**Task:**
Take each line of the entries below that contains "title" and copy it.

Listed entries section start

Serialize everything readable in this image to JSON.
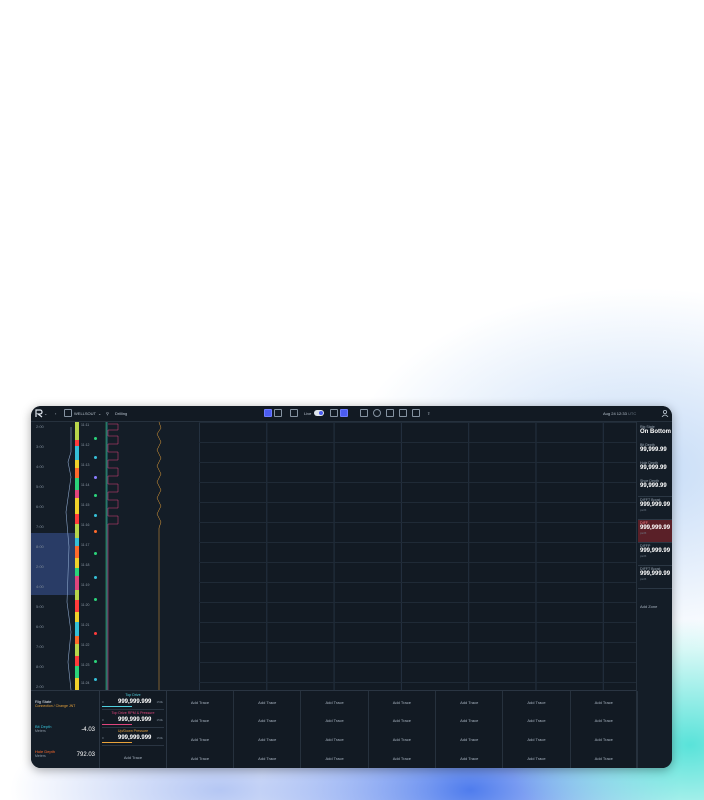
{
  "topbar": {
    "well_name": "WELLSOUT",
    "activity": "Drilling",
    "live_label": "Live",
    "datetime": "Aug 24 12:33",
    "timezone": "UTC"
  },
  "time_axis": {
    "labels_left": [
      "2:00",
      "3:00",
      "4:00",
      "5:00",
      "6:00",
      "7:00",
      "8:00",
      "2:00",
      "4:00",
      "5:00",
      "6:00",
      "7:00",
      "8:00",
      "2:00"
    ],
    "labels_right": [
      "11:11",
      "11:12",
      "11:13",
      "11:14",
      "11:15",
      "11:16",
      "11:17",
      "11:18",
      "11:19",
      "11:20",
      "11:21",
      "11:22",
      "11:23",
      "11:24"
    ]
  },
  "right_panel": {
    "rig_state": {
      "label": "Rig State",
      "value": "On Bottom"
    },
    "bit_depth": {
      "label": "Bit Depth",
      "value": "99,999.99"
    },
    "hole_depth": {
      "label": "Hole Depth",
      "value": "99,999.99"
    },
    "shoe_depth": {
      "label": "Shoe Depth",
      "value": "99,999.99"
    },
    "diff_boost_1": {
      "label": "DIFFT Boost",
      "value": "999,999.99",
      "unit": "psi/ft"
    },
    "diff": {
      "label": "DIFF",
      "value": "999,999.99",
      "unit": "psi/ft"
    },
    "diffp": {
      "label": "DIFFP",
      "value": "999,999.99",
      "unit": "psi/ft"
    },
    "diff_boost_2": {
      "label": "DIFFT Boost",
      "value": "999,999.99",
      "unit": "psi/ft"
    },
    "add_zone": "Add Zone"
  },
  "status": {
    "rig_state": {
      "label": "Rig State",
      "sub": "Connection / Change JNT"
    },
    "bit_depth": {
      "label": "Bit Depth",
      "sub": "Meters",
      "value": "-4.03"
    },
    "hole_depth": {
      "label": "Hole Depth",
      "sub": "Meters",
      "value": "792.03"
    }
  },
  "traces": [
    {
      "name": "Top Drive",
      "min": "0",
      "value": "999,999.999",
      "max": "150k",
      "color": "#4fd1e0"
    },
    {
      "name": "Top Drive RPM & Pressure",
      "min": "0",
      "value": "999,999.999",
      "max": "150k",
      "color": "#e0457d"
    },
    {
      "name": "Up/Down Pressure",
      "min": "0",
      "value": "999,999.999",
      "max": "150k",
      "color": "#e8a23a"
    }
  ],
  "add_trace_label": "Add Trace",
  "colors": {
    "accent": "#4b5cf0",
    "background": "#0f1720"
  }
}
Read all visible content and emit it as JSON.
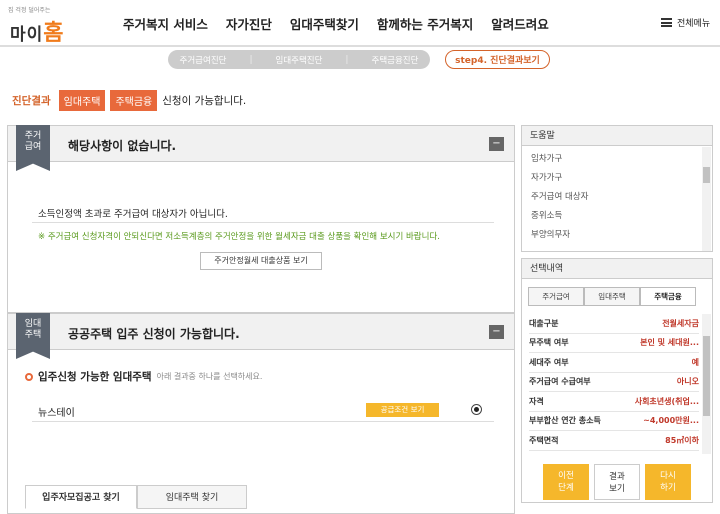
{
  "header": {
    "logo_tagline": "집 걱정 덜어주는",
    "logo_text_1": "마이",
    "logo_text_2": "홈",
    "nav": [
      "주거복지 서비스",
      "자가진단",
      "임대주택찾기",
      "함께하는 주거복지",
      "알려드려요"
    ],
    "all_menu": "전체메뉴"
  },
  "steps": {
    "items": [
      "주거급여진단",
      "임대주택진단",
      "주택금융진단"
    ],
    "separator": "|",
    "current": "step4. 진단결과보기"
  },
  "result": {
    "label": "진단결과",
    "badges": [
      "임대주택",
      "주택금융"
    ],
    "suffix": "신청이 가능합니다."
  },
  "section1": {
    "flag": "주거\n급여",
    "title": "해당사항이 없습니다.",
    "collapse": "−",
    "message": "소득인정액 초과로 주거급여 대상자가 아닙니다.",
    "note": "※ 주거급여 신청자격이 안되신다면 저소득계층의 주거안정을 위한 월세자금 대출 상품을 확인해 보시기 바랍니다.",
    "button": "주거안정월세 대출상품 보기"
  },
  "section2": {
    "flag": "임대\n주택",
    "title": "공공주택 입주 신청이 가능합니다.",
    "collapse": "−",
    "available_label": "입주신청 가능한 임대주택",
    "available_hint": "아래 결과중 하나를 선택하세요.",
    "row_name": "뉴스테이",
    "row_button": "공급조건 보기",
    "tabs": [
      "입주자모집공고 찾기",
      "임대주택 찾기"
    ]
  },
  "help": {
    "title": "도움말",
    "items": [
      "임차가구",
      "자가가구",
      "주거급여 대상자",
      "중위소득",
      "부양의무자"
    ]
  },
  "selection": {
    "title": "선택내역",
    "tabs": [
      "주거급여",
      "임대주택",
      "주택금융"
    ],
    "active_tab": "주택금융",
    "rows": [
      {
        "k": "대출구분",
        "v": "전월세자금"
      },
      {
        "k": "무주택 여부",
        "v": "본인 및 세대원..."
      },
      {
        "k": "세대주 여부",
        "v": "예"
      },
      {
        "k": "주거급여 수급여부",
        "v": "아니오"
      },
      {
        "k": "자격",
        "v": "사회초년생(취업..."
      },
      {
        "k": "부부합산 연간 총소득",
        "v": "~4,000만원..."
      },
      {
        "k": "주택면적",
        "v": "85㎡이하"
      }
    ],
    "buttons": [
      "이전\n단계",
      "결과\n보기",
      "다시\n하기"
    ]
  }
}
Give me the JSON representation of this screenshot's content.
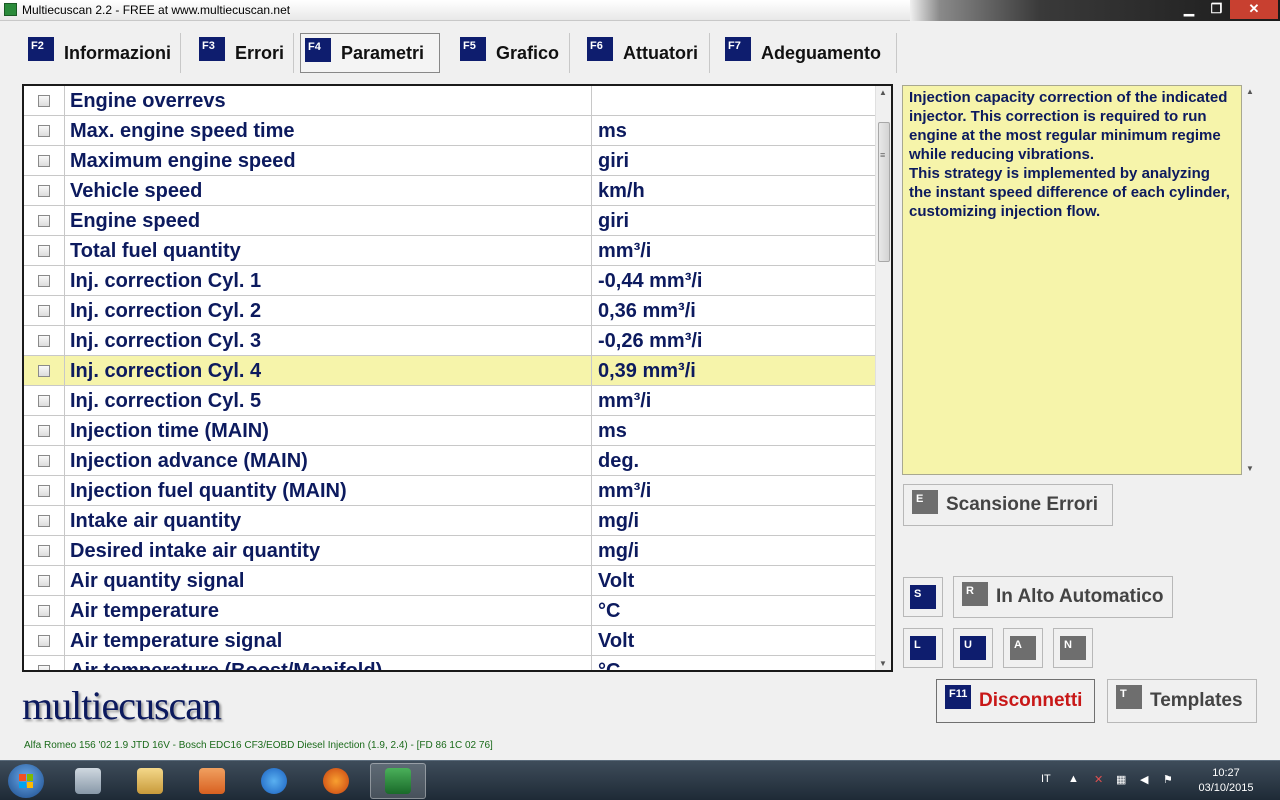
{
  "window": {
    "title": "Multiecuscan 2.2 - FREE at www.multiecuscan.net",
    "min": "▁",
    "max": "❐",
    "close": "✕"
  },
  "tabs": [
    {
      "key": "F2",
      "label": "Informazioni"
    },
    {
      "key": "F3",
      "label": "Errori"
    },
    {
      "key": "F4",
      "label": "Parametri"
    },
    {
      "key": "F5",
      "label": "Grafico"
    },
    {
      "key": "F6",
      "label": "Attuatori"
    },
    {
      "key": "F7",
      "label": "Adeguamento"
    }
  ],
  "active_tab": "Parametri",
  "parameters": [
    {
      "name": "Engine overrevs",
      "value": ""
    },
    {
      "name": "Max. engine speed time",
      "value": " ms"
    },
    {
      "name": "Maximum engine speed",
      "value": " giri"
    },
    {
      "name": "Vehicle speed",
      "value": " km/h"
    },
    {
      "name": "Engine speed",
      "value": " giri"
    },
    {
      "name": "Total fuel quantity",
      "value": " mm³/i"
    },
    {
      "name": "Inj. correction Cyl. 1",
      "value": "-0,44 mm³/i"
    },
    {
      "name": "Inj. correction Cyl. 2",
      "value": "0,36 mm³/i"
    },
    {
      "name": "Inj. correction Cyl. 3",
      "value": "-0,26 mm³/i"
    },
    {
      "name": "Inj. correction Cyl. 4",
      "value": "0,39 mm³/i"
    },
    {
      "name": "Inj. correction Cyl. 5",
      "value": " mm³/i"
    },
    {
      "name": "Injection time (MAIN)",
      "value": " ms"
    },
    {
      "name": "Injection advance (MAIN)",
      "value": " deg."
    },
    {
      "name": "Injection fuel quantity (MAIN)",
      "value": " mm³/i"
    },
    {
      "name": "Intake air quantity",
      "value": " mg/i"
    },
    {
      "name": "Desired intake air quantity",
      "value": " mg/i"
    },
    {
      "name": "Air quantity signal",
      "value": " Volt"
    },
    {
      "name": "Air temperature",
      "value": " °C"
    },
    {
      "name": "Air temperature signal",
      "value": " Volt"
    },
    {
      "name": "Air temperature (Boost/Manifold)",
      "value": " °C"
    }
  ],
  "selected_row": "Inj. correction Cyl. 4",
  "description": {
    "para1": "Injection capacity correction of the indicated injector. This correction is required to run engine at the most regular minimum regime while reducing vibrations.",
    "para2": "This strategy is implemented by analyzing the instant speed difference of each cylinder, customizing injection flow."
  },
  "buttons": {
    "scan_errors": {
      "key": "E",
      "label": "Scansione Errori"
    },
    "s_key": "S",
    "auto_top": {
      "key": "R",
      "label": "In Alto Automatico"
    },
    "l_key": "L",
    "u_key": "U",
    "a_key": "A",
    "n_key": "N",
    "disconnect": {
      "key": "F11",
      "label": "Disconnetti"
    },
    "templates": {
      "key": "T",
      "label": "Templates"
    }
  },
  "logo": "multiecuscan",
  "status_line": "Alfa Romeo 156 '02 1.9 JTD 16V - Bosch EDC16 CF3/EOBD Diesel Injection (1.9, 2.4) - [FD 86 1C 02 76]",
  "taskbar": {
    "lang": "IT",
    "time": "10:27",
    "date": "03/10/2015"
  },
  "colors": {
    "navy": "#0e1d6e",
    "highlight": "#f6f4aa",
    "disconnect_red": "#c81818"
  }
}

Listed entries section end

**Written response:**
    "title": "해당사항이 없습니다.",
    "title": "공공주택 입주 신청이 가능합니다.",
    "title": "도움말",
    "title": "선택내역",
    "title": "Multiecuscan 2.2 - FREE at www.multiecuscan.net",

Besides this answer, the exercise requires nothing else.